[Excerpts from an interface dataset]
+ + + + +

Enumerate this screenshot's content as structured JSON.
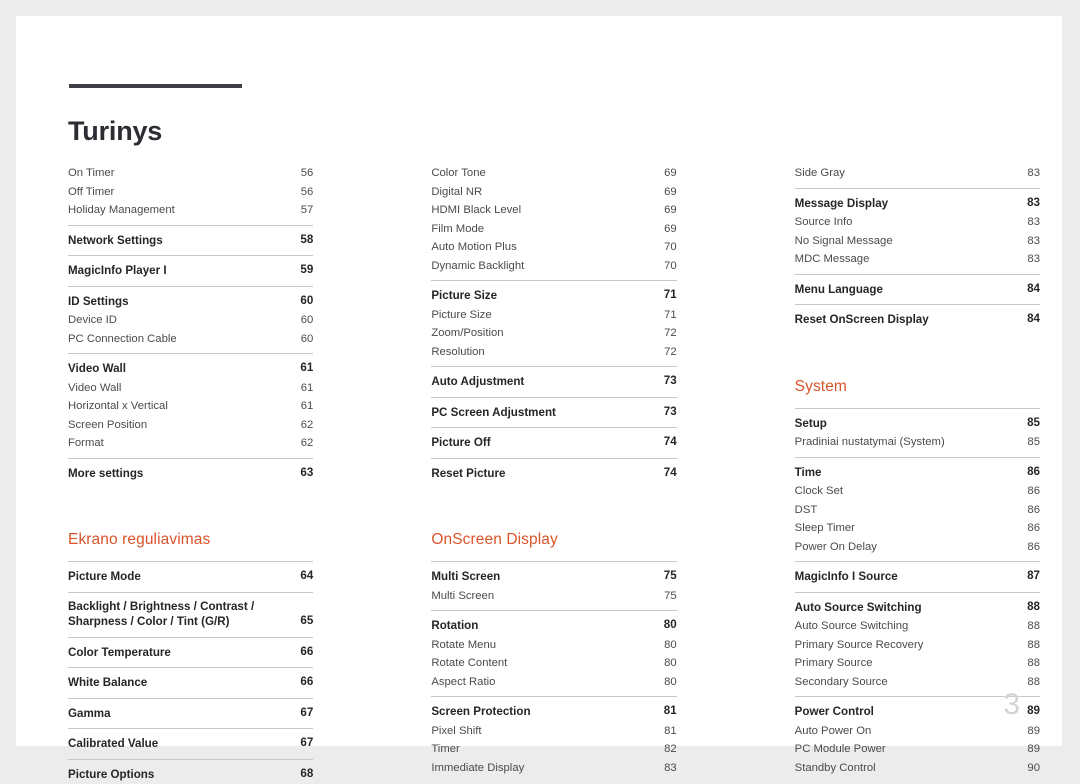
{
  "document": {
    "title": "Turinys",
    "folio": "3",
    "accent_color": "#d9542b",
    "rule_color": "#3f3f4a"
  },
  "columns": [
    {
      "groups": [
        {
          "heading": null,
          "entries": [
            {
              "label": "On Timer",
              "page": "56",
              "bold": false,
              "rule": false
            },
            {
              "label": "Off Timer",
              "page": "56",
              "bold": false,
              "rule": false
            },
            {
              "label": "Holiday Management",
              "page": "57",
              "bold": false,
              "rule": false
            },
            {
              "label": "Network Settings",
              "page": "58",
              "bold": true,
              "rule": true
            },
            {
              "label": "MagicInfo Player I",
              "page": "59",
              "bold": true,
              "rule": true
            },
            {
              "label": "ID Settings",
              "page": "60",
              "bold": true,
              "rule": true
            },
            {
              "label": "Device ID",
              "page": "60",
              "bold": false,
              "rule": false
            },
            {
              "label": "PC Connection Cable",
              "page": "60",
              "bold": false,
              "rule": false
            },
            {
              "label": "Video Wall",
              "page": "61",
              "bold": true,
              "rule": true
            },
            {
              "label": "Video Wall",
              "page": "61",
              "bold": false,
              "rule": false
            },
            {
              "label": "Horizontal x Vertical",
              "page": "61",
              "bold": false,
              "rule": false
            },
            {
              "label": "Screen Position",
              "page": "62",
              "bold": false,
              "rule": false
            },
            {
              "label": "Format",
              "page": "62",
              "bold": false,
              "rule": false
            },
            {
              "label": "More settings",
              "page": "63",
              "bold": true,
              "rule": true
            }
          ]
        },
        {
          "heading": "Ekrano reguliavimas",
          "entries": [
            {
              "label": "Picture Mode",
              "page": "64",
              "bold": true,
              "rule": true
            },
            {
              "label": "Backlight / Brightness / Contrast / Sharpness / Color / Tint (G/R)",
              "page": "65",
              "bold": true,
              "rule": true,
              "wrap": true
            },
            {
              "label": "Color Temperature",
              "page": "66",
              "bold": true,
              "rule": true
            },
            {
              "label": "White Balance",
              "page": "66",
              "bold": true,
              "rule": true
            },
            {
              "label": "Gamma",
              "page": "67",
              "bold": true,
              "rule": true
            },
            {
              "label": "Calibrated Value",
              "page": "67",
              "bold": true,
              "rule": true
            },
            {
              "label": "Picture Options",
              "page": "68",
              "bold": true,
              "rule": true
            }
          ]
        }
      ]
    },
    {
      "groups": [
        {
          "heading": null,
          "entries": [
            {
              "label": "Color Tone",
              "page": "69",
              "bold": false,
              "rule": false
            },
            {
              "label": "Digital NR",
              "page": "69",
              "bold": false,
              "rule": false
            },
            {
              "label": "HDMI Black Level",
              "page": "69",
              "bold": false,
              "rule": false
            },
            {
              "label": "Film Mode",
              "page": "69",
              "bold": false,
              "rule": false
            },
            {
              "label": "Auto Motion Plus",
              "page": "70",
              "bold": false,
              "rule": false
            },
            {
              "label": "Dynamic Backlight",
              "page": "70",
              "bold": false,
              "rule": false
            },
            {
              "label": "Picture Size",
              "page": "71",
              "bold": true,
              "rule": true
            },
            {
              "label": "Picture Size",
              "page": "71",
              "bold": false,
              "rule": false
            },
            {
              "label": "Zoom/Position",
              "page": "72",
              "bold": false,
              "rule": false
            },
            {
              "label": "Resolution",
              "page": "72",
              "bold": false,
              "rule": false
            },
            {
              "label": "Auto Adjustment",
              "page": "73",
              "bold": true,
              "rule": true
            },
            {
              "label": "PC Screen Adjustment",
              "page": "73",
              "bold": true,
              "rule": true
            },
            {
              "label": "Picture Off",
              "page": "74",
              "bold": true,
              "rule": true
            },
            {
              "label": "Reset Picture",
              "page": "74",
              "bold": true,
              "rule": true
            }
          ]
        },
        {
          "heading": "OnScreen Display",
          "entries": [
            {
              "label": "Multi Screen",
              "page": "75",
              "bold": true,
              "rule": true
            },
            {
              "label": "Multi Screen",
              "page": "75",
              "bold": false,
              "rule": false
            },
            {
              "label": "Rotation",
              "page": "80",
              "bold": true,
              "rule": true
            },
            {
              "label": "Rotate Menu",
              "page": "80",
              "bold": false,
              "rule": false
            },
            {
              "label": "Rotate Content",
              "page": "80",
              "bold": false,
              "rule": false
            },
            {
              "label": "Aspect Ratio",
              "page": "80",
              "bold": false,
              "rule": false
            },
            {
              "label": "Screen Protection",
              "page": "81",
              "bold": true,
              "rule": true
            },
            {
              "label": "Pixel Shift",
              "page": "81",
              "bold": false,
              "rule": false
            },
            {
              "label": "Timer",
              "page": "82",
              "bold": false,
              "rule": false
            },
            {
              "label": "Immediate Display",
              "page": "83",
              "bold": false,
              "rule": false
            }
          ]
        }
      ]
    },
    {
      "groups": [
        {
          "heading": null,
          "entries": [
            {
              "label": "Side Gray",
              "page": "83",
              "bold": false,
              "rule": false
            },
            {
              "label": "Message Display",
              "page": "83",
              "bold": true,
              "rule": true
            },
            {
              "label": "Source Info",
              "page": "83",
              "bold": false,
              "rule": false
            },
            {
              "label": "No Signal Message",
              "page": "83",
              "bold": false,
              "rule": false
            },
            {
              "label": "MDC Message",
              "page": "83",
              "bold": false,
              "rule": false
            },
            {
              "label": "Menu Language",
              "page": "84",
              "bold": true,
              "rule": true
            },
            {
              "label": "Reset OnScreen Display",
              "page": "84",
              "bold": true,
              "rule": true
            }
          ]
        },
        {
          "heading": "System",
          "entries": [
            {
              "label": "Setup",
              "page": "85",
              "bold": true,
              "rule": true
            },
            {
              "label": "Pradiniai nustatymai (System)",
              "page": "85",
              "bold": false,
              "rule": false
            },
            {
              "label": "Time",
              "page": "86",
              "bold": true,
              "rule": true
            },
            {
              "label": "Clock Set",
              "page": "86",
              "bold": false,
              "rule": false
            },
            {
              "label": "DST",
              "page": "86",
              "bold": false,
              "rule": false
            },
            {
              "label": "Sleep Timer",
              "page": "86",
              "bold": false,
              "rule": false
            },
            {
              "label": "Power On Delay",
              "page": "86",
              "bold": false,
              "rule": false
            },
            {
              "label": "MagicInfo I Source",
              "page": "87",
              "bold": true,
              "rule": true
            },
            {
              "label": "Auto Source Switching",
              "page": "88",
              "bold": true,
              "rule": true
            },
            {
              "label": "Auto Source Switching",
              "page": "88",
              "bold": false,
              "rule": false
            },
            {
              "label": "Primary Source Recovery",
              "page": "88",
              "bold": false,
              "rule": false
            },
            {
              "label": "Primary Source",
              "page": "88",
              "bold": false,
              "rule": false
            },
            {
              "label": "Secondary Source",
              "page": "88",
              "bold": false,
              "rule": false
            },
            {
              "label": "Power Control",
              "page": "89",
              "bold": true,
              "rule": true
            },
            {
              "label": "Auto Power On",
              "page": "89",
              "bold": false,
              "rule": false
            },
            {
              "label": "PC Module Power",
              "page": "89",
              "bold": false,
              "rule": false
            },
            {
              "label": "Standby Control",
              "page": "90",
              "bold": false,
              "rule": false
            }
          ]
        }
      ]
    }
  ]
}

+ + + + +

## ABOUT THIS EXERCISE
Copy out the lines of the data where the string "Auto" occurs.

## PROBLEM SOLUTION
              "label": "Auto Motion Plus",
              "label": "Auto Adjustment",
              "label": "Auto Source Switching",
              "label": "Auto Source Switching",
              "label": "Auto Power On",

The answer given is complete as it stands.